Pluritas non est ponenda sine necesitate. Carpe Diem. Cogito Ergo Sum. A Bene Placito.
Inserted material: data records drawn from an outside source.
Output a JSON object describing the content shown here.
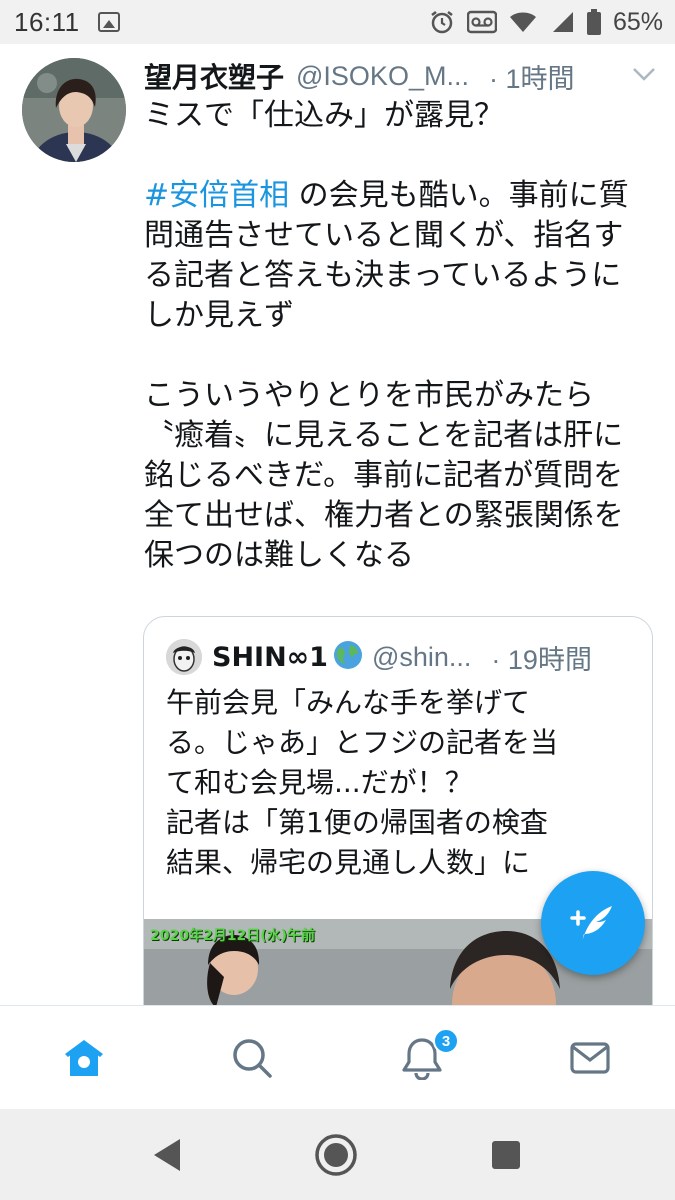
{
  "status_bar": {
    "time": "16:11",
    "battery_percent": "65%",
    "icons": [
      "image-icon",
      "alarm-icon",
      "voicemail-icon",
      "wifi-icon",
      "signal-icon",
      "battery-icon"
    ]
  },
  "tweet": {
    "author_name": "望月衣塑子",
    "author_handle": "@ISOKO_M...",
    "time": "· 1時間",
    "lines": {
      "l1": "ミスで「仕込み」が露見？",
      "l2_hashtag": "#安倍首相",
      "l2_rest": " の会見も酷い。事前に質",
      "l3": "問通告させていると聞くが、指名す",
      "l4": "る記者と答えも決まっているように",
      "l5": "しか見えず",
      "l6": "こういうやりとりを市民がみたら",
      "l7": "〝癒着〟に見えることを記者は肝に",
      "l8": "銘じるべきだ。事前に記者が質問を",
      "l9": "全て出せば、権力者との緊張関係を",
      "l10": "保つのは難しくなる"
    }
  },
  "quoted_tweet": {
    "author_name": "SHIN∞1",
    "author_handle": "@shin...",
    "time": "· 19時間",
    "lines": {
      "l1": "午前会見「みんな手を挙げて",
      "l2": "る。じゃあ」とフジの記者を当",
      "l3": "て和む会見場...だが！？",
      "l4": "記者は「第1便の帰国者の検査",
      "l5": "結果、帰宅の見通し人数」に"
    },
    "media_caption": "2020年2月12日(水)午前"
  },
  "tab_bar": {
    "tabs": [
      "home-icon",
      "search-icon",
      "notifications-icon",
      "messages-icon"
    ],
    "notification_count": "3",
    "active_color": "#1da1f2"
  },
  "colors": {
    "accent": "#1da1f2",
    "hashtag": "#1b95e0",
    "secondary_text": "#657786"
  }
}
I’m only really publishing the following to gratify my ego, but hey why not. Having seen the Euston Manifesto, I thought I’d compile a list of some of the changes if I were elected Prime Minister of the country. Undoubtedly many folk would be very pissed off at some of the content, but hey who am I to care? It is entitled “Axioms” and each are simple statements of belief and intent. I don’t honestly believe I’ll ever be able to achieve them, but hey it’s worth a try. Wilful ignorance is not acceptable in a liberal democracy. All citizens within a democracy are responsible for the well being of that democracy. Government should not be an alien concept to anyone; all citizens ought to have a basic understanding of how their country operates, who can redress their grievances and how they can become involved in government. Social apathy and “disillusionment” is one of the greatest enemies to a healthy democracy in the modern world, allowing potential tyrants to amass only small amount of support in order to snatch power. Information regarding both local and national government should be more widely available, and routinely updated and redistributed. Voting should be compulsory on penalty of a considerable fine, in all Government elections, including local and European elections. Of course all voters retain the right to spoil their ballot, or leave it unmarked, however, their attendance at a polling booth should be compulsory. Options for voting should be expanded, possibly including more days for balloting, increased remote voting options, possibly including postal, proxy and internet voting, and exceptions to the above made for those unavailable to vote, for example, those outside of the country at the time. The duty of medicine is to comfort and cure, not to prolong. There are circumstances under which it is cruel and unnecessary to prolong the life of someone wishing to end it. Medical practioners should be able to aid patients wishing to end their life when such a patient can meet the following criteria; (a) The patient is terminally ill, with no chance of recovery other than spontaneous remission, (b) The patient has a very low chance of recovering spontaneously, (c) The patient is in extreme pain, constant discomfort or has such a low standard of living that the patient believes that ending their life is a preferable option, (d) At least two medical professionals familiar with the case concur that the patient is of sound judgement and is fully aware of the implications of any such request, (e) The patient gives a full written request, signed and witnessed by a medical professional. These circumstances should prevent any potential misuse of these regulations, and allow patients wishing to, die with dignity. Whilst this may offend many of a religious persuasion, ultimately humanism should be the first consideration in such matters. Education should be an exercise in humanism, not economics or religious indoctrination. It is unethical, perhaps immoral, to educate children solely on the basis for preparing them for the workplace. The duty of the state education system is not only to provide students with vocational skills, but also to teach them about the world in which they live. Similarly, the state education system does not exist to indoctrinate children with one religion or another. All members of a society have the right to choose their religious disposition free of uninvited outside interference, especially from state education. Those who claim religious superiority means that their religion should be taught in schools should have enough confidence in their faith to believe that those deserving of it will come of their own accord. All religious schools should be abolished, and the National Curriculum be changed to be completely secular. Religious Education, Citizenship and Physical, Health and Social education should be replaced by a single class, examined at